of Government in biodiversity protection
A government can be viewed
as the steward of common property reserves managed in the public interest.
Therefore, governments play a critical role in biodiversity
conservation objectives, through conservation, protection, sustainable
use and education measures.
the Canadian and Quebec governments have drafted biodiversity
conservation strategies based on the framework of the Convention
on Biological Diversity. This section of the website will summarize
the government strategies and the initiatives that have been undertaken
to meet the goals of biodiversity conservation.
Thompson, pers. Comm.)
While governments have
a stewardship responsibility toward public lands, conservation
efforts require the cooperation of many parties, including the
public, industry and non-governmental organizations.
For example, primary extraction
and manufacturing industries spent over 1.2 billion dollars on pollution
control and abatement in 1989 to minimize the detrimental impact of
their waste discharges on natural ecosystems. (Statistics
Convention on Biological Diversity
Rio de Janeiro, Brazil
was the site of the 1992 Earth Summit. It was here that the Convention
on Biological Diversity (CBD) was signed by over 90% of United
Nation member countries, Canada included. On December 29, 1993
the Convention officially came into force. This date is now celebrated
as International Biodiversity Day.
What are the objectives
of the CBD?
- conservation of
- sustainable use
of biological resources; and
- fair and equitable
sharing of benefits from the use of genetic resources.
The Convention on Biological
Diversity set the stage for individual countries to assess the adequacy
of current efforts to conserve biodiversity and sustainably use their
biological resources and to determine how any protection gaps will be
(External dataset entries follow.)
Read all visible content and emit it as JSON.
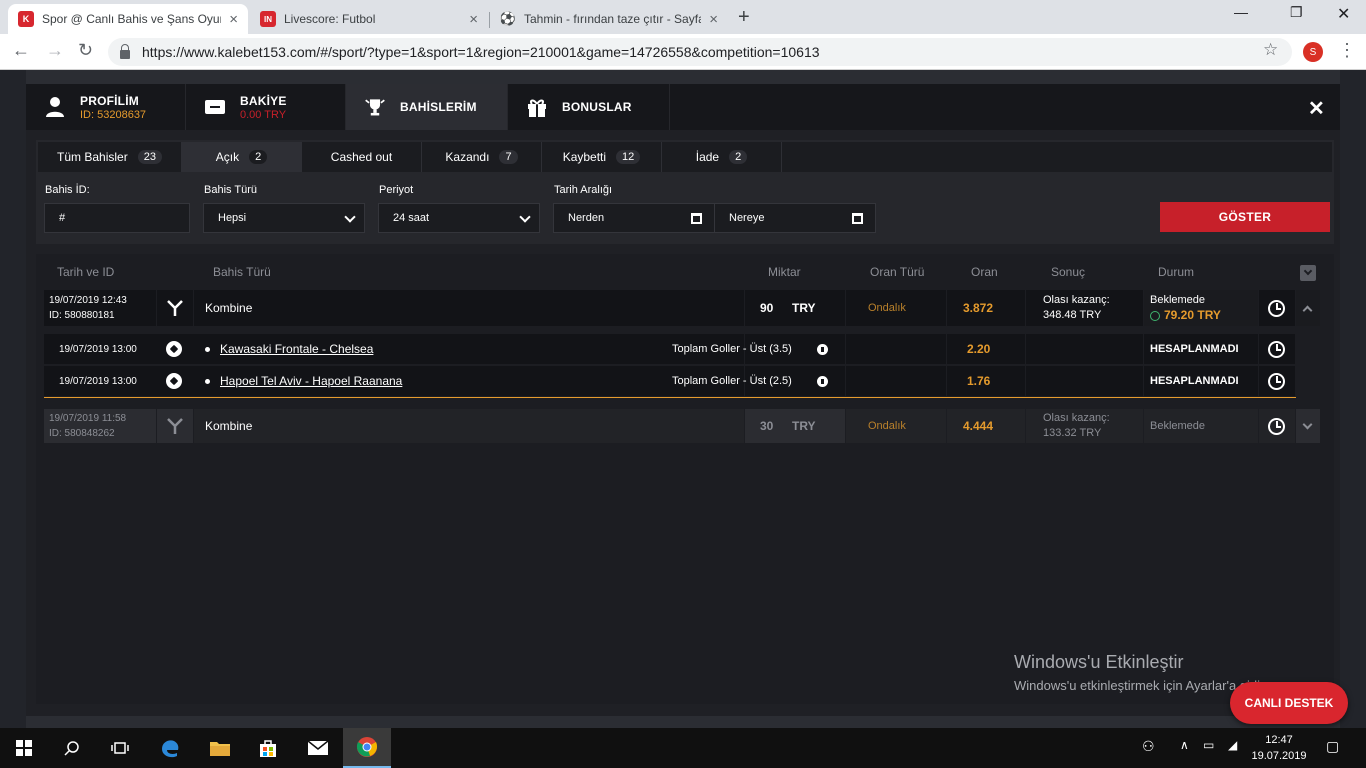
{
  "browser": {
    "tabs": [
      {
        "title": "Spor @ Canlı Bahis ve Şans Oyun",
        "active": true,
        "fav_color": "#d7272f",
        "fav_text": "K"
      },
      {
        "title": "Livescore: Futbol",
        "active": false,
        "fav_color": "#d7272f",
        "fav_text": "IN"
      },
      {
        "title": "Tahmin - fırından taze çıtır - Sayfa",
        "active": false,
        "fav_color": "#333333",
        "fav_text": "⚽"
      }
    ],
    "url": "https://www.kalebet153.com/#/sport/?type=1&sport=1&region=210001&game=14726558&competition=10613",
    "profile_initial": "S"
  },
  "modal": {
    "tabs": [
      {
        "label": "PROFİLİM",
        "sub": "ID: 53208637"
      },
      {
        "label": "BAKİYE",
        "sub": "0.00 TRY"
      },
      {
        "label": "BAHİSLERİM",
        "sub": ""
      },
      {
        "label": "BONUSLAR",
        "sub": ""
      }
    ],
    "close": "✕"
  },
  "filters": {
    "tabs": [
      {
        "label": "Tüm Bahisler",
        "count": "23"
      },
      {
        "label": "Açık",
        "count": "2"
      },
      {
        "label": "Cashed out",
        "count": ""
      },
      {
        "label": "Kazandı",
        "count": "7"
      },
      {
        "label": "Kaybetti",
        "count": "12"
      },
      {
        "label": "İade",
        "count": "2"
      }
    ],
    "bet_id_label": "Bahis İD:",
    "bet_id_value": "#",
    "bet_type_label": "Bahis Türü",
    "bet_type_value": "Hepsi",
    "period_label": "Periyot",
    "period_value": "24 saat",
    "date_range_label": "Tarih Aralığı",
    "from_value": "Nerden",
    "to_value": "Nereye",
    "show_button": "GÖSTER"
  },
  "table": {
    "headers": {
      "date_id": "Tarih ve ID",
      "bet_type": "Bahis Türü",
      "amount": "Miktar",
      "odds_type": "Oran Türü",
      "odds": "Oran",
      "result": "Sonuç",
      "status": "Durum"
    },
    "bets": [
      {
        "date": "19/07/2019 12:43",
        "id": "ID: 580880181",
        "type": "Kombine",
        "amount": "90",
        "currency": "TRY",
        "odds_type": "Ondalık",
        "odds": "3.872",
        "result_label": "Olası kazanç:",
        "result_value": "348.48 TRY",
        "status": "Beklemede",
        "cashout": "79.20 TRY",
        "selections": [
          {
            "date": "19/07/2019 13:00",
            "match": "Kawasaki Frontale - Chelsea",
            "market": "Toplam Goller - Üst (3.5)",
            "odds": "2.20",
            "status": "HESAPLANMADI"
          },
          {
            "date": "19/07/2019 13:00",
            "match": "Hapoel Tel Aviv - Hapoel Raanana",
            "market": "Toplam Goller - Üst (2.5)",
            "odds": "1.76",
            "status": "HESAPLANMADI"
          }
        ]
      },
      {
        "date": "19/07/2019 11:58",
        "id": "ID: 580848262",
        "type": "Kombine",
        "amount": "30",
        "currency": "TRY",
        "odds_type": "Ondalık",
        "odds": "4.444",
        "result_label": "Olası kazanç:",
        "result_value": "133.32",
        "result_currency": "TRY",
        "status": "Beklemede"
      }
    ]
  },
  "overlay": {
    "watermark_title": "Windows'u Etkinleştir",
    "watermark_sub": "Windows'u etkinleştirmek için Ayarlar'a gidin.",
    "live_support": "CANLI DESTEK"
  },
  "taskbar": {
    "time": "12:47",
    "date": "19.07.2019"
  },
  "colors": {
    "accent_red": "#c7202a",
    "odds_orange": "#e59b2d"
  }
}
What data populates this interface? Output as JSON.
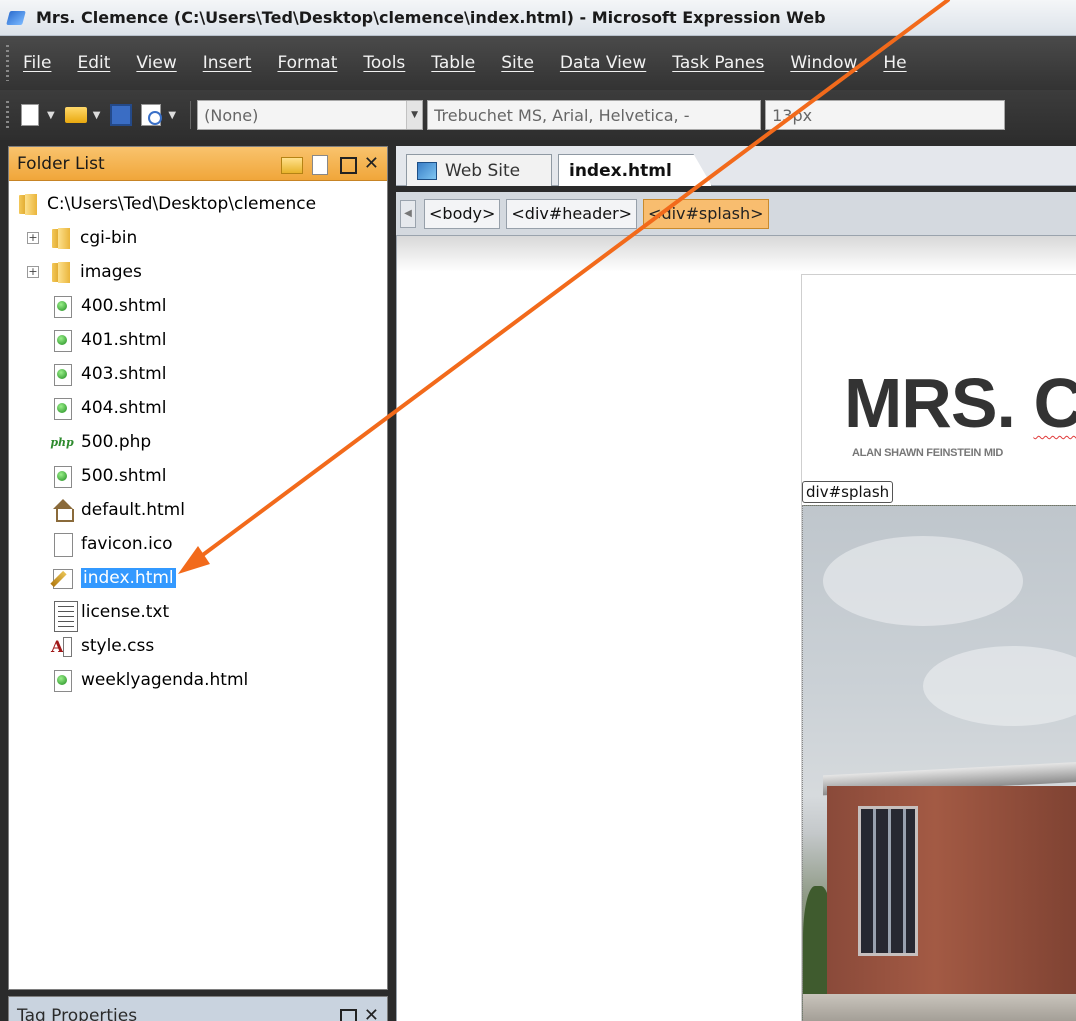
{
  "window": {
    "title": "Mrs. Clemence (C:\\Users\\Ted\\Desktop\\clemence\\index.html) - Microsoft Expression Web"
  },
  "menu": [
    "File",
    "Edit",
    "View",
    "Insert",
    "Format",
    "Tools",
    "Table",
    "Site",
    "Data View",
    "Task Panes",
    "Window",
    "He"
  ],
  "toolbar": {
    "style_combo": "(None)",
    "font_combo": "Trebuchet MS, Arial, Helvetica, -",
    "size_combo": "13px"
  },
  "folder_list": {
    "title": "Folder List",
    "root": "C:\\Users\\Ted\\Desktop\\clemence",
    "items": [
      {
        "label": "cgi-bin",
        "type": "folder"
      },
      {
        "label": "images",
        "type": "folder"
      },
      {
        "label": "400.shtml",
        "type": "page"
      },
      {
        "label": "401.shtml",
        "type": "page"
      },
      {
        "label": "403.shtml",
        "type": "page"
      },
      {
        "label": "404.shtml",
        "type": "page"
      },
      {
        "label": "500.php",
        "type": "php"
      },
      {
        "label": "500.shtml",
        "type": "page"
      },
      {
        "label": "default.html",
        "type": "home"
      },
      {
        "label": "favicon.ico",
        "type": "blank"
      },
      {
        "label": "index.html",
        "type": "edit",
        "selected": true
      },
      {
        "label": "license.txt",
        "type": "text"
      },
      {
        "label": "style.css",
        "type": "css"
      },
      {
        "label": "weeklyagenda.html",
        "type": "page"
      }
    ]
  },
  "tag_properties": {
    "title": "Tag Properties"
  },
  "tabs": {
    "website": "Web Site",
    "index": "index.html"
  },
  "breadcrumbs": [
    "<body>",
    "<div#header>",
    "<div#splash>"
  ],
  "design": {
    "site_title_a": "MRS. ",
    "site_title_b": "CL",
    "subtitle": "ALAN SHAWN FEINSTEIN MID",
    "div_label": "div#splash"
  },
  "colors": {
    "panel_header": "#f0a63a",
    "selection": "#3399ff",
    "arrow": "#f26a1b"
  }
}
Biodiversity Science Assessment
In 1994, Environment
Canada commissioned the Biodiversity Science Assessment to guide
national effort to implement the Convention. The Science Assessment,
published in 1994, analyzed the state of scientific knowledge
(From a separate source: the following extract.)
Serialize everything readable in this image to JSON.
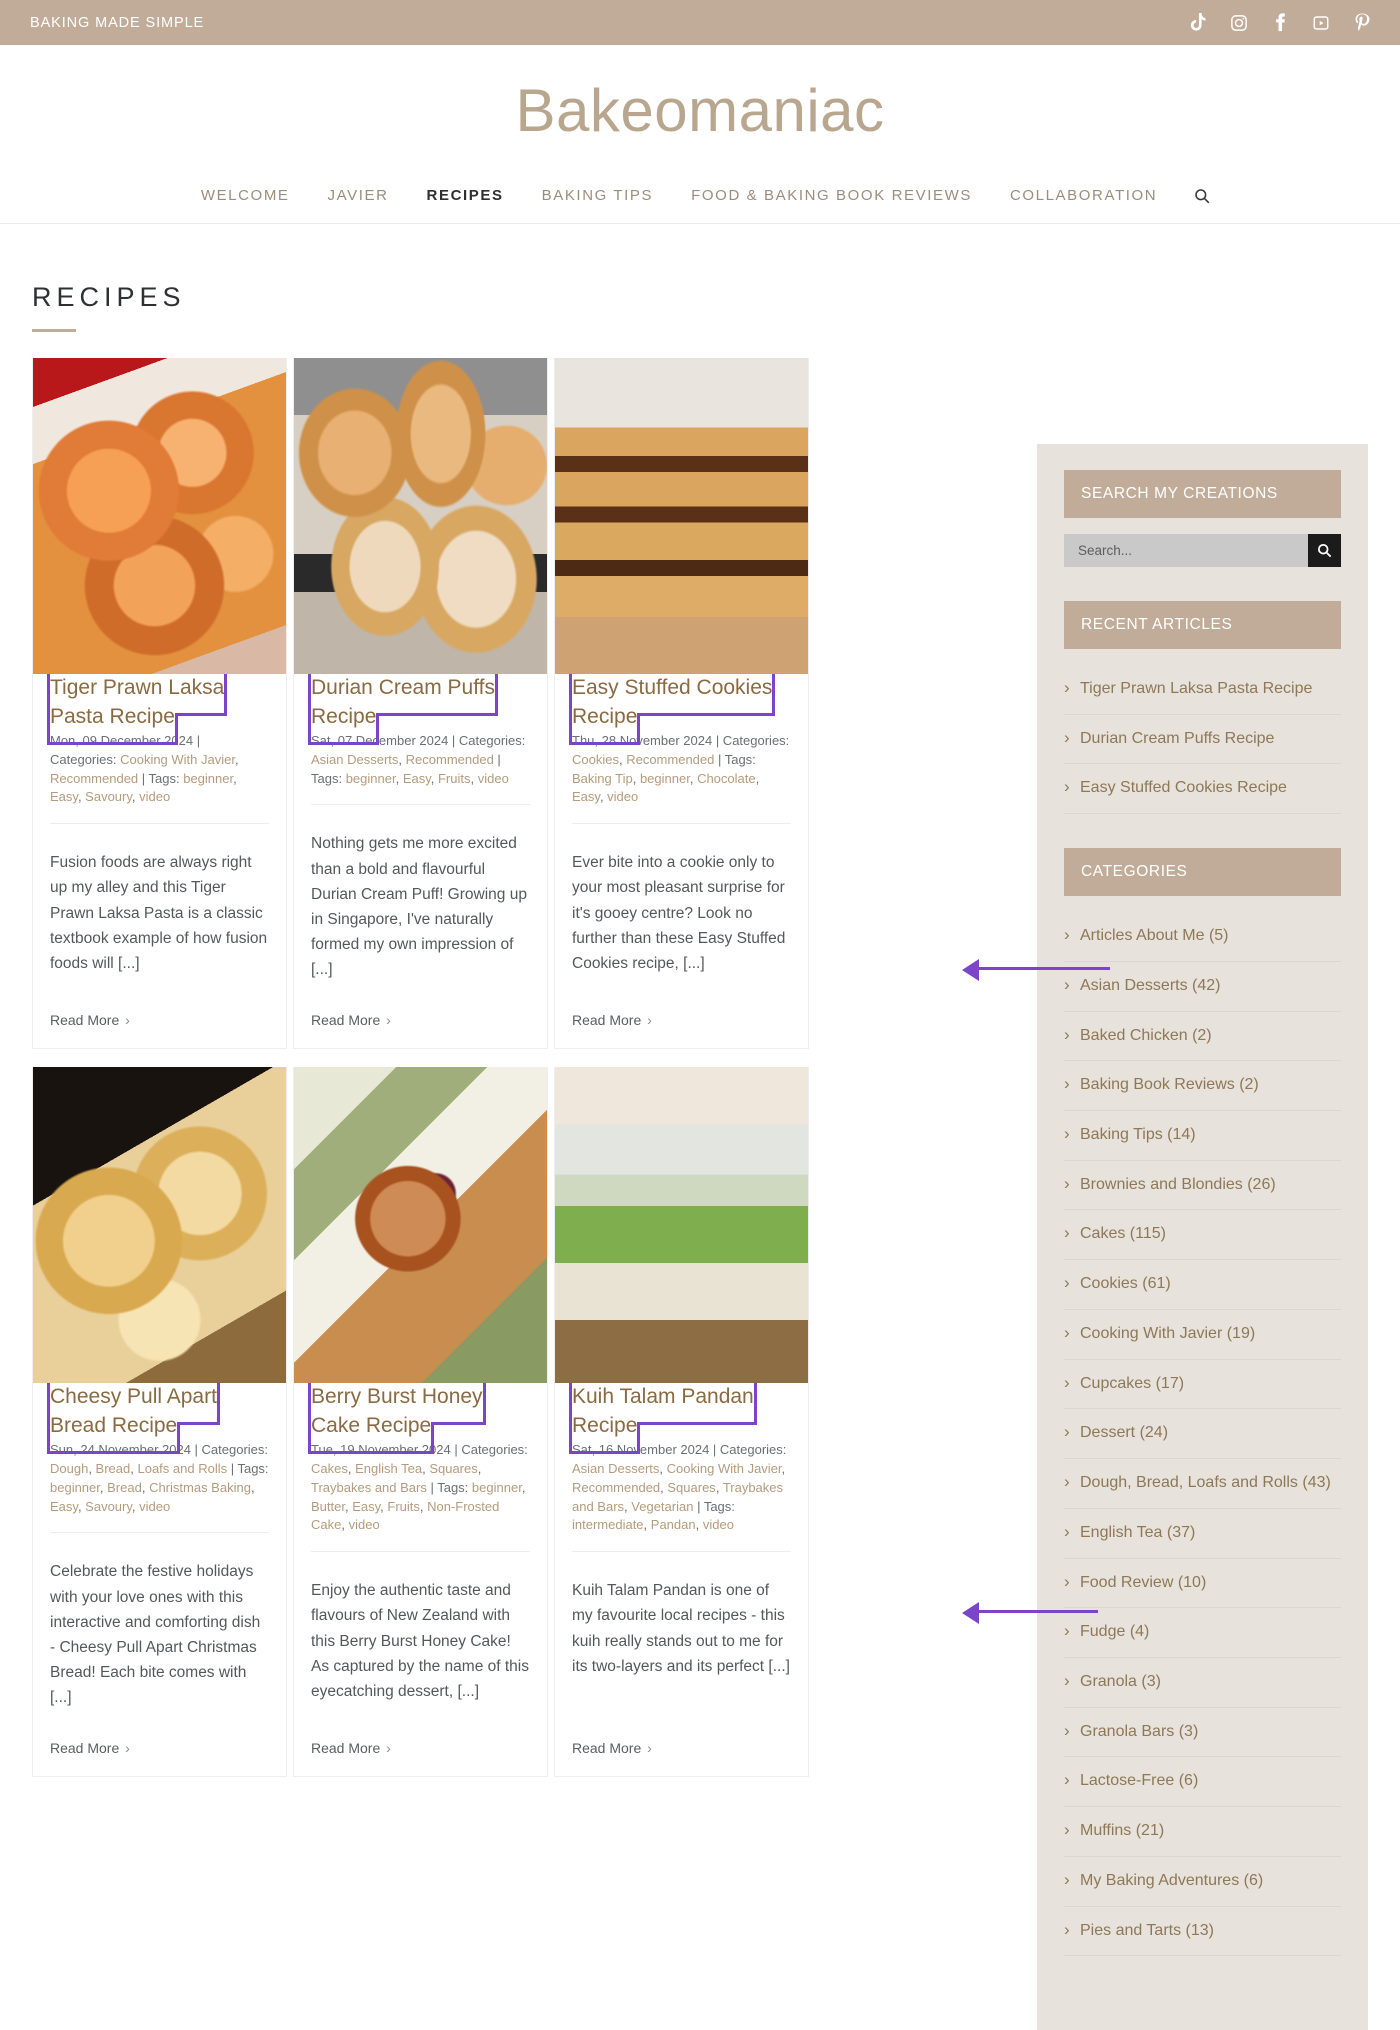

of human impacts on biodiversity in Canada, the adequacy of Canada's
system of protected areas and the state of socioeconomic evaluation
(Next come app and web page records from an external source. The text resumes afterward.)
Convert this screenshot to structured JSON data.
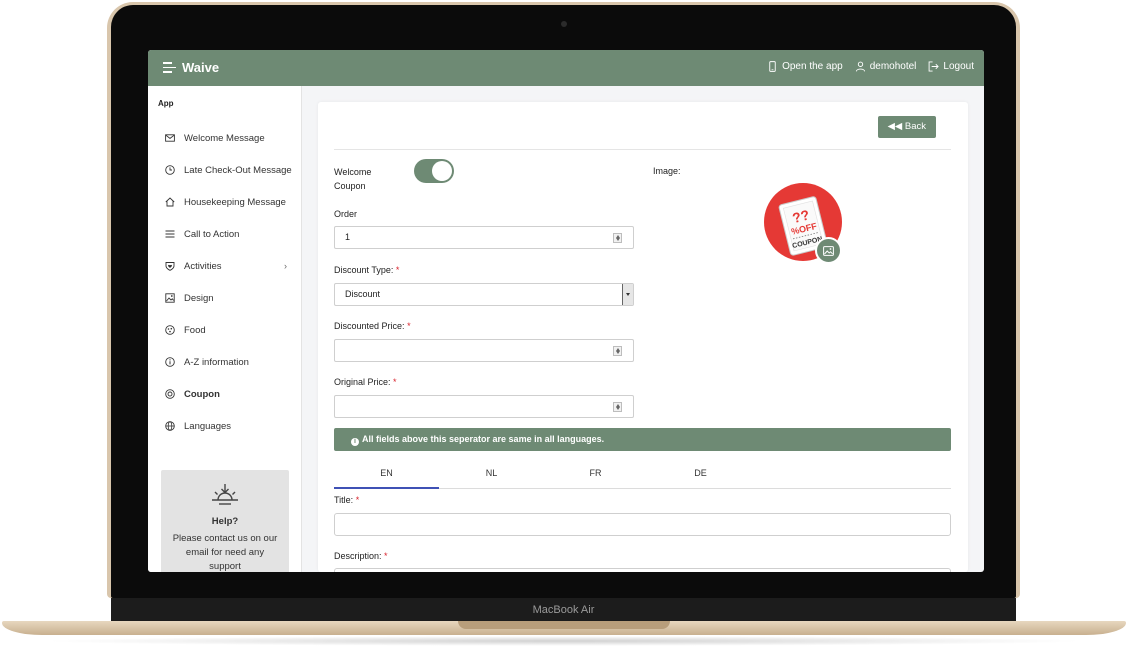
{
  "device": {
    "label": "MacBook Air"
  },
  "topbar": {
    "brand": "Waive",
    "open_app": "Open the app",
    "user": "demohotel",
    "logout": "Logout"
  },
  "sidebar": {
    "heading": "App",
    "items": [
      {
        "label": "Welcome Message",
        "icon": "envelope-icon"
      },
      {
        "label": "Late Check-Out Message",
        "icon": "clock-icon"
      },
      {
        "label": "Housekeeping Message",
        "icon": "home-icon"
      },
      {
        "label": "Call to Action",
        "icon": "menu-lines-icon"
      },
      {
        "label": "Activities",
        "icon": "heart-shield-icon"
      },
      {
        "label": "Design",
        "icon": "image-icon"
      },
      {
        "label": "Food",
        "icon": "food-icon"
      },
      {
        "label": "A-Z information",
        "icon": "info-icon"
      },
      {
        "label": "Coupon",
        "icon": "coupon-icon"
      },
      {
        "label": "Languages",
        "icon": "globe-icon"
      }
    ],
    "active": "Coupon",
    "help": {
      "title": "Help?",
      "text": "Please contact us on our email for need any support"
    }
  },
  "form": {
    "back_label": "Back",
    "welcome_coupon_label": "Welcome Coupon",
    "welcome_coupon_on": true,
    "order_label": "Order",
    "order_value": "1",
    "discount_type_label": "Discount Type:",
    "discount_type_value": "Discount",
    "discounted_price_label": "Discounted Price:",
    "original_price_label": "Original Price:",
    "image_label": "Image:",
    "coupon_art": {
      "question": "??",
      "off": "%OFF",
      "word": "COUPON"
    },
    "notice": "All fields above this seperator are same in all languages.",
    "tabs": [
      "EN",
      "NL",
      "FR",
      "DE"
    ],
    "active_tab": "EN",
    "title_label": "Title:",
    "description_label": "Description:",
    "required_mark": "*"
  },
  "colors": {
    "accent": "#6e8a74",
    "tab_underline": "#3f51b5",
    "required": "#d9232d",
    "coupon_red": "#e53935"
  }
}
The Assessment recommendations
included: the establishment of more ecologically-sound forestry practices,
the protection of non-crop habitat on farmland and the drafting of codes
of practice for genetically-modified organisms. These findings helped
direct the focus of the Canadian Biodiversity Strategy. (CBIN
website, Biodiversity Science Assessment
Canadian Biodiversity Strategy
Canada released the
Canadian Biodiversity Strategy in 1995 as a guide to the implementation
of the Biodiversity Convention in Canada. The Strategy was drafted
by a working group of federal, provincial and territorial ministers
in consultation with academia, industry and non-governmental organisations
(NGOs). All provincial and territorial governments signed the
Statement of Commitment to the Strategy. (Canadian
Biodiversity Information Network)
The Strategy recognizes existing
resposibilities, both constitutional and legislative, for biodiversity
in Canada. It stresses the importance of cooperation between all levels
of government to carry out necessary research and create sound conservation
and management programs. And the Strategy emphasizes the need for cooperation
between governments, stakeholders and the public to implement the directions
of the Strategy.
In addition to these
goals is a commitment that governments and indigenous communities
will work together to develop an interpretation of the Convention
that relates to specific needs of native people.
The five main
goals of the Canadian Biodiversity Strategy are:
To conserve biodiversity and use biological resources sustainably;
To improve understanding of ecosystems and increase our resource management
To promote education and awareness of the need to conserve biodiversity
and use biological resources in a sustainable manner;
To maintain or develop legislation and incentives to support conservation
of biodiversity and sustainable resource use;
To work with other countries to conserve biodiversity and share equitably
benefits incurred from use of genetic resources.
Biodiversity Information Network)